On my way into work several weeks ago, I saw the ominous orange DOT sign stating: "Road Closed Starting April 28". This happens to be on a critical part of my daily commute, and I work in the boonies. I wasn't at all sure what my detour options would be. While it was helpful to get some advance notice that I needed to find an alternate route, there was a critical piece of information missing: How long will the road be closed? One day? One week? One month? The duration of the road closure would make a big difference in the effort I put into finding an alternate option. DOT change management appeared to be lacking much customer focus.
I'd contend that this is the way most IT shops handle incidents, and frequently problems as well. We've matured our incident management so that all issues are logged, categorized, diagnosed, basic repair steps taken, and the incident properly prioritized and dispatched to the appropriate work queue. We may have even started auto-emailing the requesting customer so they have a reference for their request.
These steps are all great. They help us in IT understand the issue and how to prioritize it against the other things on which we work. It helps us restore, as quickly as possible, the customer's ability to work. Ah, there's the rub. "As quickly as possible". ASAP. Sev 1. Blah blah blah.
When I'm experiencing a service interruption, whether it be with cable TV or road construction, the one phrase I hate to hear is "as soon as possible". As in, "We're working to restore your service as soon as possible". As consumers of services, don't we assume all interruptions are resolved as soon as possible? That's the baseline assumption. It doesn't, however, help me plan my alternate commute route. Or whether I should head to the local bar & grill to watch the Twins game. Or whether I should start working on another task instead of waiting for Desktop Support to show up and fix my problem.
Bad news is better than no news. That's the mantra my team hears from me at least weekly. From your customer's perspective, "ASAP" is the equivalent of "when I get around to it". The customer has to know what to expect. Here are a few tips for setting communication and resolution expectations. Feel free to add your own.
- Publish throughout the organization how you determine incident priorities. This doesn't need to be complex. If anything, aim for simplicity. You want it to be read and understood by a lot of people, most of whom don't care about IT processes. Even a little. A starter sample can be found here: ITTicketPrioritization_Sample. This is an example only, and your criteria for determining priority will be different than mine. The point is something simple.
- When publishing the determination of priorities, it is also critical to include what the customer can expect. Once again, my sample document shows a simple way to do this. It can become a lot more fancy, just make sure it is easy to understand. Feel free to include other elements of expectations. Some ideas include:
- Expected response time
- Expected effort until resolution
- Expected resolution goal
- Communication expectations, such as the maximum expected time between updates
- Resist all temptation to include expectations that cannot be measured. If you don't have the means to accurately measure time to respond to email, don't include it in your expectations. Saying "our goal is to respond to every email in 30 minutes or less" when you can't measure that, is no better than saying ASAP. It has no meaning.

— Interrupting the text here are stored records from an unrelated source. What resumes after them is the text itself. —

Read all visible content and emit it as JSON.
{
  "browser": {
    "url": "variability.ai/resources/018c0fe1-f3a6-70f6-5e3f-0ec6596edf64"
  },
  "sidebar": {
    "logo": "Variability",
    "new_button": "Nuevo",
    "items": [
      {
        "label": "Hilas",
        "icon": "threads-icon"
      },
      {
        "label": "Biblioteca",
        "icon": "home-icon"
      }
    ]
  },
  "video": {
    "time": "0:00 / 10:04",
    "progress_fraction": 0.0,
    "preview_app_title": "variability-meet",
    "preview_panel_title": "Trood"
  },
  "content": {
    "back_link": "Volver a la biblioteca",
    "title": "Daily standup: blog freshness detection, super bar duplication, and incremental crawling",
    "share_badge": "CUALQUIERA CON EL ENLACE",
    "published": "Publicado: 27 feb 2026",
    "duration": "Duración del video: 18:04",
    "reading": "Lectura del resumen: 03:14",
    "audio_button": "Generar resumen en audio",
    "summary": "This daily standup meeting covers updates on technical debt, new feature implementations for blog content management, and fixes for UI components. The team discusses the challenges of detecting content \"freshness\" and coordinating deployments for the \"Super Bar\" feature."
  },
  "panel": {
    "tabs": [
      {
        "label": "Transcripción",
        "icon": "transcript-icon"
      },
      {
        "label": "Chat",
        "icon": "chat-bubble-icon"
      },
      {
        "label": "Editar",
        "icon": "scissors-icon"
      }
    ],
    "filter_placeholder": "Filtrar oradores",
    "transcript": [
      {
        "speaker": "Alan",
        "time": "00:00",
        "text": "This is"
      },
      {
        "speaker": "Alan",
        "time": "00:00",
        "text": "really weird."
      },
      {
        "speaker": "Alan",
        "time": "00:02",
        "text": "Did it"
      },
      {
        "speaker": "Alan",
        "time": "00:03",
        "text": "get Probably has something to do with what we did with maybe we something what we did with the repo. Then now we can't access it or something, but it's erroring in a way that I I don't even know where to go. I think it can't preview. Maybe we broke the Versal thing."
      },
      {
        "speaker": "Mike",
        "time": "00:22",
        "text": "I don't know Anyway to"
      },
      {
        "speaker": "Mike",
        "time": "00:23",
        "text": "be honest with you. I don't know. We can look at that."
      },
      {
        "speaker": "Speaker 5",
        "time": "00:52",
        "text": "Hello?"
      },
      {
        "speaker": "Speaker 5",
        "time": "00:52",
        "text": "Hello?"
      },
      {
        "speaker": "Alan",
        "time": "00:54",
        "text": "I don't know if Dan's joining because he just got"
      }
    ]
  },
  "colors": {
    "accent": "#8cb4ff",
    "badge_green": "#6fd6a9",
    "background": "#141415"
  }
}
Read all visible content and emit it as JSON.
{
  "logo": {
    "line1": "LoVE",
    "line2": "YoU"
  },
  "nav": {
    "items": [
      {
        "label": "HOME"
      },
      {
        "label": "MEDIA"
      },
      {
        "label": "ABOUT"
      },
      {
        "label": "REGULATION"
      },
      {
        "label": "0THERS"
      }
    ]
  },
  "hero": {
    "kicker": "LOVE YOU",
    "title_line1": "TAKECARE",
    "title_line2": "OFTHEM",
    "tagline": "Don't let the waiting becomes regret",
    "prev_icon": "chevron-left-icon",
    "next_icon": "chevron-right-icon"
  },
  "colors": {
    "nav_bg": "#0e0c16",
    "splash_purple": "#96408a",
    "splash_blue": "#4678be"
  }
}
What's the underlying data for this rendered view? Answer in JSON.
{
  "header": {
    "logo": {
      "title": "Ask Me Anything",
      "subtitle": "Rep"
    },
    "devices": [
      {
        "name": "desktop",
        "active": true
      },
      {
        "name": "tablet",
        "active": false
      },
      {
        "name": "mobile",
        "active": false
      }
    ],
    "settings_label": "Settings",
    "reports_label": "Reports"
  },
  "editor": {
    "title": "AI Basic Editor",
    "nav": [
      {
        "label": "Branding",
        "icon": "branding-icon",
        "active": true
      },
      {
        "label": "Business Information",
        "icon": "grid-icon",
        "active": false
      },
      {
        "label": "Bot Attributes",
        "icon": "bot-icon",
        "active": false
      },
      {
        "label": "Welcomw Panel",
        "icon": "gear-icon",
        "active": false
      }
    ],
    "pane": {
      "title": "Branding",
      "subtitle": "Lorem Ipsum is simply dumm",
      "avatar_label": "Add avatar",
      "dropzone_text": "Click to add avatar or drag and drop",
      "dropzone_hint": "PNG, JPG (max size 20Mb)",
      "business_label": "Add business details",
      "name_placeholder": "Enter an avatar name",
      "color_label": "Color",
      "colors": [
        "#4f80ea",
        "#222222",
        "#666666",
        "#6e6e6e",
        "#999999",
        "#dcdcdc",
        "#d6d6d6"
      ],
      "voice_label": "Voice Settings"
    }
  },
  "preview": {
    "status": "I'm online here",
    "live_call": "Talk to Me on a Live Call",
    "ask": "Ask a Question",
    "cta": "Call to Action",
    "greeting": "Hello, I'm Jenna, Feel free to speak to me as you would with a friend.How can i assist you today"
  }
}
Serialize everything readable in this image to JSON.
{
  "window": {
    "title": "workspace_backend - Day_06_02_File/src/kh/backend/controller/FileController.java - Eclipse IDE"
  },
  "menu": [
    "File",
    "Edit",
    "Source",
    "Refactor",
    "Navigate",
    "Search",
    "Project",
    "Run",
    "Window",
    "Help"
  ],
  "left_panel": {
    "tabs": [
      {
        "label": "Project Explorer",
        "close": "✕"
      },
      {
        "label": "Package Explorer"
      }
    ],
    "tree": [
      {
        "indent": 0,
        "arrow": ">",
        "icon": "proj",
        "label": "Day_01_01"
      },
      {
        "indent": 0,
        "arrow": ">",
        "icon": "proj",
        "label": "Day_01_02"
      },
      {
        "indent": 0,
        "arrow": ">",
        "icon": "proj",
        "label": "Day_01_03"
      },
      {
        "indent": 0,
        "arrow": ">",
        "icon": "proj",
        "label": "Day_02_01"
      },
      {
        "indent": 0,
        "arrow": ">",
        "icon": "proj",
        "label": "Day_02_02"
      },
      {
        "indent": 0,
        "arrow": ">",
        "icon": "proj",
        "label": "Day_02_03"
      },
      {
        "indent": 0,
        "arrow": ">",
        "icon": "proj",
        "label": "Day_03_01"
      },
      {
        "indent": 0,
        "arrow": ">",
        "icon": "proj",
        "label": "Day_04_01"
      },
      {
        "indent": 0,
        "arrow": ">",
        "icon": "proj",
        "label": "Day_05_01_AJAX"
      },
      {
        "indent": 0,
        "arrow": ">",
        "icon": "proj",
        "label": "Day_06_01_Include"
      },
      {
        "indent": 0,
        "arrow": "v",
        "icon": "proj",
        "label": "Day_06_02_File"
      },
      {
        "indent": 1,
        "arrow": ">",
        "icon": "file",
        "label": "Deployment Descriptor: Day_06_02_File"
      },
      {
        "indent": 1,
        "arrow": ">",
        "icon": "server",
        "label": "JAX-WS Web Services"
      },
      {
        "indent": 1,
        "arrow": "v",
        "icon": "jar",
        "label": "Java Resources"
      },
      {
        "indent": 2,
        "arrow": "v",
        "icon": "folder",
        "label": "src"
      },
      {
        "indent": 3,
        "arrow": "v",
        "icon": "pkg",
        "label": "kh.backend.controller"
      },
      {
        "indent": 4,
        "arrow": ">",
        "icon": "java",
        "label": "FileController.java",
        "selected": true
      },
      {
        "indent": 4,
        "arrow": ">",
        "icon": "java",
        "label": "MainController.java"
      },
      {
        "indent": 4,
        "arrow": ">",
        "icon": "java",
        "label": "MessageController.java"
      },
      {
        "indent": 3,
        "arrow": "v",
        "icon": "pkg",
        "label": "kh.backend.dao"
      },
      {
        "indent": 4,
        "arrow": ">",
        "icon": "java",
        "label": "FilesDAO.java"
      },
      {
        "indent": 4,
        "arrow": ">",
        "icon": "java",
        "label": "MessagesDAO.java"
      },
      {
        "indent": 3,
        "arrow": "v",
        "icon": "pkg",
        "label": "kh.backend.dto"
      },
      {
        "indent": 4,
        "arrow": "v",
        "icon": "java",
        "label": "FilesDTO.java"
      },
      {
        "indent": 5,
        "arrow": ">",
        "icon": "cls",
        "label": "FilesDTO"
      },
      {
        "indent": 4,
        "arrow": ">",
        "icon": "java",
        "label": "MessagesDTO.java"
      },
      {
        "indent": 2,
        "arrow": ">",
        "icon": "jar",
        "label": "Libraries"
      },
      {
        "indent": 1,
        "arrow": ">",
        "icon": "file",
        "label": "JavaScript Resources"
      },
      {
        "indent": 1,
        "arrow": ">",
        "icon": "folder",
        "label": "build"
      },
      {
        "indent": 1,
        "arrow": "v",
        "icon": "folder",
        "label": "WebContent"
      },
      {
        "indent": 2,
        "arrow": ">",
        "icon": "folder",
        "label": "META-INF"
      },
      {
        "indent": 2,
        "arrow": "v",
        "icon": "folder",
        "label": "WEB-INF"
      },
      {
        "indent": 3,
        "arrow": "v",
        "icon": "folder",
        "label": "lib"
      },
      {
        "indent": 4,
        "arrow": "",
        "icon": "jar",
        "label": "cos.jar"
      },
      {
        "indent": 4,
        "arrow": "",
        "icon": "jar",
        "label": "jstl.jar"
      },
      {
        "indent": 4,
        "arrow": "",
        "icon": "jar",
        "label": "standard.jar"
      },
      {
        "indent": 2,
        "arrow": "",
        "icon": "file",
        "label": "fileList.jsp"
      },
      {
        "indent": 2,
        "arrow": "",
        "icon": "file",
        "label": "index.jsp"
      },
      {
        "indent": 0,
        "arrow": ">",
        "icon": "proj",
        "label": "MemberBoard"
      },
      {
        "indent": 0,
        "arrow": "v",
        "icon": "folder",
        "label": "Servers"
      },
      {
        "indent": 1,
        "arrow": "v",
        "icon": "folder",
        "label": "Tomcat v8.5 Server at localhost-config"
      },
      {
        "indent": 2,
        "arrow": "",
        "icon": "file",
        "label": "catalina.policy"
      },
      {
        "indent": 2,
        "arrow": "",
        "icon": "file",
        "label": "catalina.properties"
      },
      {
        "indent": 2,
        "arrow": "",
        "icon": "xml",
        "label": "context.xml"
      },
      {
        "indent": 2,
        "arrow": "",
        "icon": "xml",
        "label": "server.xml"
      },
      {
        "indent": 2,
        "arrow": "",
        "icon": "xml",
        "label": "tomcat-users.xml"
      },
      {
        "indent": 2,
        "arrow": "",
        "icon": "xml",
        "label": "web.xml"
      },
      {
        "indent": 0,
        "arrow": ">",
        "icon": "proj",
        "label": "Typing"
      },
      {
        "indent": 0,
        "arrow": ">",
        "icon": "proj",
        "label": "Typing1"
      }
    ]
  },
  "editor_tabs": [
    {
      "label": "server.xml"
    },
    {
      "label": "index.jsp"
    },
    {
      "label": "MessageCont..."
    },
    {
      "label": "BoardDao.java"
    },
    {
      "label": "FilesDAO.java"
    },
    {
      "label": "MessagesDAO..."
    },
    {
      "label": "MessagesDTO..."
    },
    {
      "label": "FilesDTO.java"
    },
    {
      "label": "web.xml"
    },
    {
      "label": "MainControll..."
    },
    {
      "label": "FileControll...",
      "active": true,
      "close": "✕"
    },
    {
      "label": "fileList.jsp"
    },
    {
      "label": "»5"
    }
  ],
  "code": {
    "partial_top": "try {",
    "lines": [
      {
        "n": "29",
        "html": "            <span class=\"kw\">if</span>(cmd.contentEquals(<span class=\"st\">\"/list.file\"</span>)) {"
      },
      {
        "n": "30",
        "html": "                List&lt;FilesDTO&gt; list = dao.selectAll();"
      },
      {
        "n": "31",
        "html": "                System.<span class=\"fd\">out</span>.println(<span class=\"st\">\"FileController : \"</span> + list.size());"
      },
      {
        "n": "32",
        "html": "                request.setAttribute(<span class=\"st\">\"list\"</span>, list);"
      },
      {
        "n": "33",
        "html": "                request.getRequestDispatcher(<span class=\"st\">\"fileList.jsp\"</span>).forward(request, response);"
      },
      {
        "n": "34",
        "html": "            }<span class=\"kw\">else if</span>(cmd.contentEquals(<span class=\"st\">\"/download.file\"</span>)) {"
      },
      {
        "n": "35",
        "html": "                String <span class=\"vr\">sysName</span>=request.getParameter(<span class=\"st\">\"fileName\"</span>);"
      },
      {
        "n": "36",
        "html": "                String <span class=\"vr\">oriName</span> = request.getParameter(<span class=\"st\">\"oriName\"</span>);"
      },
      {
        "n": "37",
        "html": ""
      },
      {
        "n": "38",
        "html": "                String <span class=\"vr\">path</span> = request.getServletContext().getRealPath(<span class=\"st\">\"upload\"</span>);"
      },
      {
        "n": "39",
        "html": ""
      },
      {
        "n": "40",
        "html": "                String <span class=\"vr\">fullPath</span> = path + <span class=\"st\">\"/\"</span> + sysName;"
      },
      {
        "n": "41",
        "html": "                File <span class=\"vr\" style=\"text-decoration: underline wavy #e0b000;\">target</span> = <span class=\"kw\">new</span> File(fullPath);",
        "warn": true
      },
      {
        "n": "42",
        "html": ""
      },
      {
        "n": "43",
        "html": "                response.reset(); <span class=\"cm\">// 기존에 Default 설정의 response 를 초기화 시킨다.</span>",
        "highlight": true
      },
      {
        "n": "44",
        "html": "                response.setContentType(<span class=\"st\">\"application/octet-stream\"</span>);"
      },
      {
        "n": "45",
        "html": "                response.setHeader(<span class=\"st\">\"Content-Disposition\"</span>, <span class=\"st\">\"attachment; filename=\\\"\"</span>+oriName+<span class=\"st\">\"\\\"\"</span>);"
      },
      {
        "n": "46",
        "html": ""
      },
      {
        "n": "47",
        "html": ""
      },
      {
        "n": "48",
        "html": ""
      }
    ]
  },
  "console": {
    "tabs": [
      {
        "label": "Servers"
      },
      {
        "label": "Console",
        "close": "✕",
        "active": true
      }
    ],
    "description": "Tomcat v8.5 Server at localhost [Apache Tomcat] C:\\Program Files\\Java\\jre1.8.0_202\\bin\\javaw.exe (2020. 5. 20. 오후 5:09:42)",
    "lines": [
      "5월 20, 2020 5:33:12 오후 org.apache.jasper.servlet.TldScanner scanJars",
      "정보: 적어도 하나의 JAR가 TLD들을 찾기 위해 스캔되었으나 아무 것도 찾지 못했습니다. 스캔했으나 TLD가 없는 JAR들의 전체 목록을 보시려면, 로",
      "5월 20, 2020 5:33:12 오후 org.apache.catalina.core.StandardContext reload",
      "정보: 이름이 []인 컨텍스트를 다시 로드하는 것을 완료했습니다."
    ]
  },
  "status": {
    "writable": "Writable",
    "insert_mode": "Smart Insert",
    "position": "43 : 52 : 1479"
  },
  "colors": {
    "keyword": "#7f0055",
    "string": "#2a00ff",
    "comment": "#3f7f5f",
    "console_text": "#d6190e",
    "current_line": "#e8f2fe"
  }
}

- Use your ticketing system to send out an email to the requester automatically whenever a new incident is logged. The only exception is when the issue is closed at first contact (Then they'll just receive the ticket-closed notification). The email should contain the ticket number and title/short description, the priority of the ticket, and the expected next response and resolution times based on the priority, based on the expectations you already published. You may have different ways to identify expected response and resolution times. The critical part is to set the expectation immediately.
- The initial message should include how the requester can have the ticket priority "bumped" if needed. I know its scary to give the user this much power, but this is about communication and transparency. You'll be amazed to see how many tickets don't get bumped via user request. The point is to give the requester control.
- As the ticket is worked through "the system", the goal is transparency and engagement. Give the requester every opportunity to see their ticket status and provide input. Our ticket system is pretty limited in its ability to automate status update communication, but it can email an update as requested. I'd like to see an ITSM tool that allowed users to self-select how much updating and what types of updates they want to receive.
- Meeting the defined expectations is important. Just as important, however, is updating the requester when the expectations will not be met. This is the "Bad news is better than no news" stage. Do not let automation replace human contact here. This is a whole new paradigm for many support techs; however, they simply MUST make the shift to ensure that user communication is prioritized.
These are just a few ideas. The point is in setting expectations, and finding as many ways as you can to communicate those expectations, especially while a ticket is being worked. After all, when was the last time you praised the efforts of road construction planners? Don't setup your IT team to get the same bad rap.